> **Provided material**
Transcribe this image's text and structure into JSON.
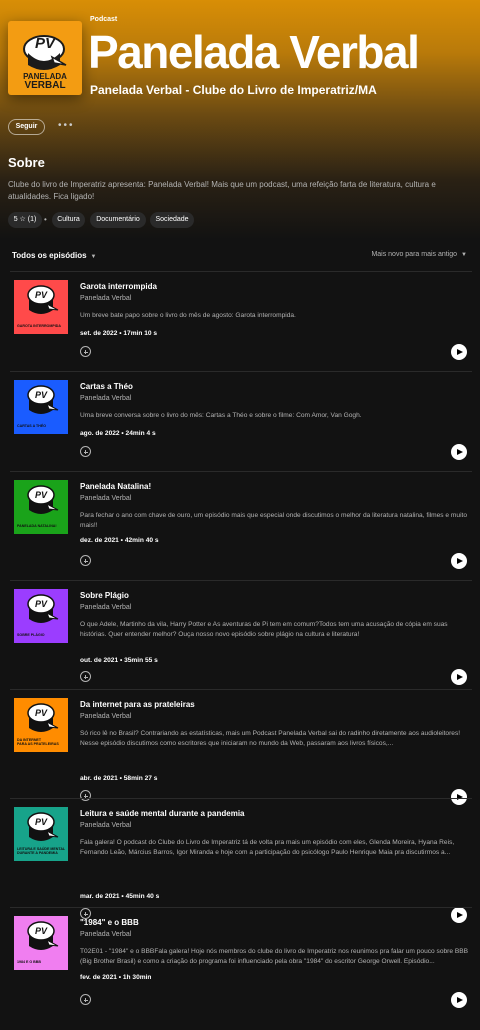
{
  "show": {
    "type_label": "Podcast",
    "title": "Panelada Verbal",
    "subtitle": "Panelada Verbal - Clube do Livro de Imperatriz/MA",
    "cover_logo_text": "PV",
    "cover_name_line1": "PANELADA",
    "cover_name_line2": "VERBAL",
    "follow_label": "Seguir",
    "more_label": "•••"
  },
  "about": {
    "heading": "Sobre",
    "text": "Clube do livro de Imperatriz apresenta: Panelada Verbal! Mais que um podcast, uma refeição farta de literatura, cultura e atualidades. Fica ligado!",
    "rating_label": "5 ☆ (1)",
    "separator": "•",
    "categories": [
      "Cultura",
      "Documentário",
      "Sociedade"
    ]
  },
  "episodes_header": {
    "title": "Todos os episódios",
    "sort_label": "Mais novo para mais antigo"
  },
  "colors": {
    "hero_accent": "#d88e06",
    "background": "#121212"
  },
  "episodes": [
    {
      "title": "Garota interrompida",
      "show": "Panelada Verbal",
      "description": "Um breve bate papo sobre o livro do mês de agosto: Garota interrompida.",
      "meta": "set. de 2022 • 17min 10 s",
      "art_label": "Garota Interrompida",
      "art_color": "#ff4a4a",
      "art_logo": "PV"
    },
    {
      "title": "Cartas a Théo",
      "show": "Panelada Verbal",
      "description": "Uma breve conversa sobre o livro do mês: Cartas a Théo e sobre o filme: Com Amor, Van Gogh.",
      "meta": "ago. de 2022 • 24min 4 s",
      "art_label": "Cartas a Théo",
      "art_color": "#1a5cff",
      "art_logo": "PV"
    },
    {
      "title": "Panelada Natalina!",
      "show": "Panelada Verbal",
      "description": "Para fechar o ano com chave de ouro, um episódio mais que especial onde discutimos o melhor da literatura natalina, filmes e muito mais!!",
      "meta": "dez. de 2021 • 42min 40 s",
      "art_label": "Panelada natalina!",
      "art_color": "#1aa31a",
      "art_logo": "PV"
    },
    {
      "title": "Sobre Plágio",
      "show": "Panelada Verbal",
      "description": "O que Adele, Martinho da vila, Harry Potter e As aventuras de Pi tem em comum?Todos tem uma acusação de cópia em suas histórias. Quer entender melhor? Ouça nosso novo episódio sobre plágio na cultura e literatura!",
      "meta": "out. de 2021 • 35min 55 s",
      "art_label": "Sobre plágio",
      "art_color": "#9b3dff",
      "art_logo": "PV"
    },
    {
      "title": "Da internet para as prateleiras",
      "show": "Panelada Verbal",
      "description": "Só rico lê no Brasil? Contrariando as estatísticas, mais um Podcast Panelada Verbal sai do radinho diretamente aos audioleitores! Nesse episódio discutimos como escritores que iniciaram no mundo da Web, passaram aos livros físicos,...",
      "meta": "abr. de 2021 • 58min 27 s",
      "art_label": "Da internet\npara as prateleiras",
      "art_color": "#ff8c00",
      "art_logo": "PV"
    },
    {
      "title": "Leitura e saúde mental durante a pandemia",
      "show": "Panelada Verbal",
      "description": "Fala galera! O podcast do Clube do Livro de Imperatriz tá de volta pra mais um episódio com eles, Glenda Moreira, Hyana Reis, Fernando Leão, Március Barros, Igor Miranda e hoje com a participação do psicólogo Paulo Henrique Maia pra discutirmos a...",
      "meta": "mar. de 2021 • 45min 40 s",
      "art_label": "Leitura e saúde mental\ndurante a pandemia",
      "art_color": "#17a38a",
      "art_logo": "PV"
    },
    {
      "title": "\"1984\" e o BBB",
      "show": "Panelada Verbal",
      "description": "T02E01 - \"1984\" e o BBBFala galera! Hoje nós membros do clube do livro de Imperatriz nos reunimos pra falar um pouco sobre BBB (Big Brother Brasil) e como a criação do programa foi influenciado pela obra \"1984\" do escritor George Orwell. Episódio...",
      "meta": "fev. de 2021 • 1h 30min",
      "art_label": "1984 e o BBB",
      "art_color": "#f07ef0",
      "art_logo": "PV"
    }
  ]
}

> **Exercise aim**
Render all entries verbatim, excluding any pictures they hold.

> **Your response**
Transcribe this image's text and structure into JSON.
{
  "show": {
    "type_label": "Podcast",
    "title": "Panelada Verbal",
    "subtitle": "Panelada Verbal - Clube do Livro de Imperatriz/MA",
    "cover_logo_text": "PV",
    "cover_name_line1": "PANELADA",
    "cover_name_line2": "VERBAL",
    "follow_label": "Seguir",
    "more_label": "•••"
  },
  "about": {
    "heading": "Sobre",
    "text": "Clube do livro de Imperatriz apresenta: Panelada Verbal! Mais que um podcast, uma refeição farta de literatura, cultura e atualidades. Fica ligado!",
    "rating_label": "5 ☆ (1)",
    "separator": "•",
    "categories": [
      "Cultura",
      "Documentário",
      "Sociedade"
    ]
  },
  "episodes_header": {
    "title": "Todos os episódios",
    "sort_label": "Mais novo para mais antigo"
  },
  "colors": {
    "hero_accent": "#d88e06",
    "background": "#121212"
  },
  "episodes": [
    {
      "title": "Garota interrompida",
      "show": "Panelada Verbal",
      "description": "Um breve bate papo sobre o livro do mês de agosto: Garota interrompida.",
      "meta": "set. de 2022 • 17min 10 s",
      "art_label": "Garota Interrompida",
      "art_color": "#ff4a4a",
      "art_logo": "PV"
    },
    {
      "title": "Cartas a Théo",
      "show": "Panelada Verbal",
      "description": "Uma breve conversa sobre o livro do mês: Cartas a Théo e sobre o filme: Com Amor, Van Gogh.",
      "meta": "ago. de 2022 • 24min 4 s",
      "art_label": "Cartas a Théo",
      "art_color": "#1a5cff",
      "art_logo": "PV"
    },
    {
      "title": "Panelada Natalina!",
      "show": "Panelada Verbal",
      "description": "Para fechar o ano com chave de ouro, um episódio mais que especial onde discutimos o melhor da literatura natalina, filmes e muito mais!!",
      "meta": "dez. de 2021 • 42min 40 s",
      "art_label": "Panelada natalina!",
      "art_color": "#1aa31a",
      "art_logo": "PV"
    },
    {
      "title": "Sobre Plágio",
      "show": "Panelada Verbal",
      "description": "O que Adele, Martinho da vila, Harry Potter e As aventuras de Pi tem em comum?Todos tem uma acusação de cópia em suas histórias. Quer entender melhor? Ouça nosso novo episódio sobre plágio na cultura e literatura!",
      "meta": "out. de 2021 • 35min 55 s",
      "art_label": "Sobre plágio",
      "art_color": "#9b3dff",
      "art_logo": "PV"
    },
    {
      "title": "Da internet para as prateleiras",
      "show": "Panelada Verbal",
      "description": "Só rico lê no Brasil? Contrariando as estatísticas, mais um Podcast Panelada Verbal sai do radinho diretamente aos audioleitores! Nesse episódio discutimos como escritores que iniciaram no mundo da Web, passaram aos livros físicos,...",
      "meta": "abr. de 2021 • 58min 27 s",
      "art_label": "Da internet\npara as prateleiras",
      "art_color": "#ff8c00",
      "art_logo": "PV"
    },
    {
      "title": "Leitura e saúde mental durante a pandemia",
      "show": "Panelada Verbal",
      "description": "Fala galera! O podcast do Clube do Livro de Imperatriz tá de volta pra mais um episódio com eles, Glenda Moreira, Hyana Reis, Fernando Leão, Március Barros, Igor Miranda e hoje com a participação do psicólogo Paulo Henrique Maia pra discutirmos a...",
      "meta": "mar. de 2021 • 45min 40 s",
      "art_label": "Leitura e saúde mental\ndurante a pandemia",
      "art_color": "#17a38a",
      "art_logo": "PV"
    },
    {
      "title": "\"1984\" e o BBB",
      "show": "Panelada Verbal",
      "description": "T02E01 - \"1984\" e o BBBFala galera! Hoje nós membros do clube do livro de Imperatriz nos reunimos pra falar um pouco sobre BBB (Big Brother Brasil) e como a criação do programa foi influenciado pela obra \"1984\" do escritor George Orwell. Episódio...",
      "meta": "fev. de 2021 • 1h 30min",
      "art_label": "1984 e o BBB",
      "art_color": "#f07ef0",
      "art_logo": "PV"
    }
  ]
}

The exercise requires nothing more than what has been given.